Author's Commentary on "Forbidden Knowledge"

Commentary On

Recent advances in human genetic research have made it easier to identify mutations responsible for rare genetic disorders like BCK. The availability of families like those in Community Z are important for the characterization of these gene defects in order to predict and immediately treat future cases. The main purpose of this case is to stimulate discussion of researchers' moral and ethical responsibility to culturally distinct and/or indigenous populations who engage in population-specific genetic studies in return for improved health care.

The case presents several ethical dilemmas. Although clear-cut answers are not obvious, the research team must make a decision.

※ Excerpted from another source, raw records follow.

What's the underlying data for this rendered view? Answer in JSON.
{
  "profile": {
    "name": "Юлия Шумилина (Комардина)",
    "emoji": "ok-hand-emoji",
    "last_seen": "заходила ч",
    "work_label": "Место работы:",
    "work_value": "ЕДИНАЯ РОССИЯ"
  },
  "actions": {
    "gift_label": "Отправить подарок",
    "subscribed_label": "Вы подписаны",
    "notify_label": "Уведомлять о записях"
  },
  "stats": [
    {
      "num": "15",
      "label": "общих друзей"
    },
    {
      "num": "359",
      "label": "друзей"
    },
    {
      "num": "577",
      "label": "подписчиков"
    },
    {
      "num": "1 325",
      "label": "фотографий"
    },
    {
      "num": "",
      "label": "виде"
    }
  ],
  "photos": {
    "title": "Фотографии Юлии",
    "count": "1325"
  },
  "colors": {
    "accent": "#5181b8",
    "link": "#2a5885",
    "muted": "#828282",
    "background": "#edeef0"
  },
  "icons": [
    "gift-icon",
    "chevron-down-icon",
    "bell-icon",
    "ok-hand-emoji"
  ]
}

They must consider all interested parties, including individual community members, the community as a whole, the research team, and, indirectly, the integrity of the research team's institution.

The first issue is whether to screen unmarried couples or individuals even though the elders do not recommend it. In some cultures, the concept of persons as individuals may differ from other societies' definition. Whether the choice of unmarried couples to go against their elders' wishes to be screened is wise, depends on that community member. Certainly, if the research team decides to test unmarried couples who desire screening, it may affect the researchers' relationship with the community elders. This decision could also impact these individuals' decisions to marry -- or never to marry for fear of having an affected infant. However, if the couples are not allowed to be screened until married and it is determined that they are both carriers, knowledge that they have been identified as carriers may have a negative effect on the marriage. In addition, each child they may conceive has a 1 in 4 chance of having BCK. In light of these facts, screening unmarried couples may be best. Because of the high incidence of BCK in this community, it is far better to screen the unmarried couples who desire carrier testing than to deny them.

Another issue raised by this case is respect for the community as a whole by honoring the recommendation of the elders. In the interest of maintaining their relationship with the elders, the research team should provide further education about BCK to the elders and the community, with the hope that the elders will either 1) allow unmarried couples to be screened or 2) arrange for married couples to receive genetic counseling if tests show that both partners are gene carriers.


  • M. W. Foster, D. Bernsten, and T. H. Carter, "A Model Agreement for Genetic Research in Socially Identifiable Populations," American Journal of Human Genetics 63 (1998): 696-702.
  • L. O. Gostin, "Informed Consent, Cultural Sensitivity, and Respect for Persons," Journal of the American Medical Association 274 (10, 1995): 844-845.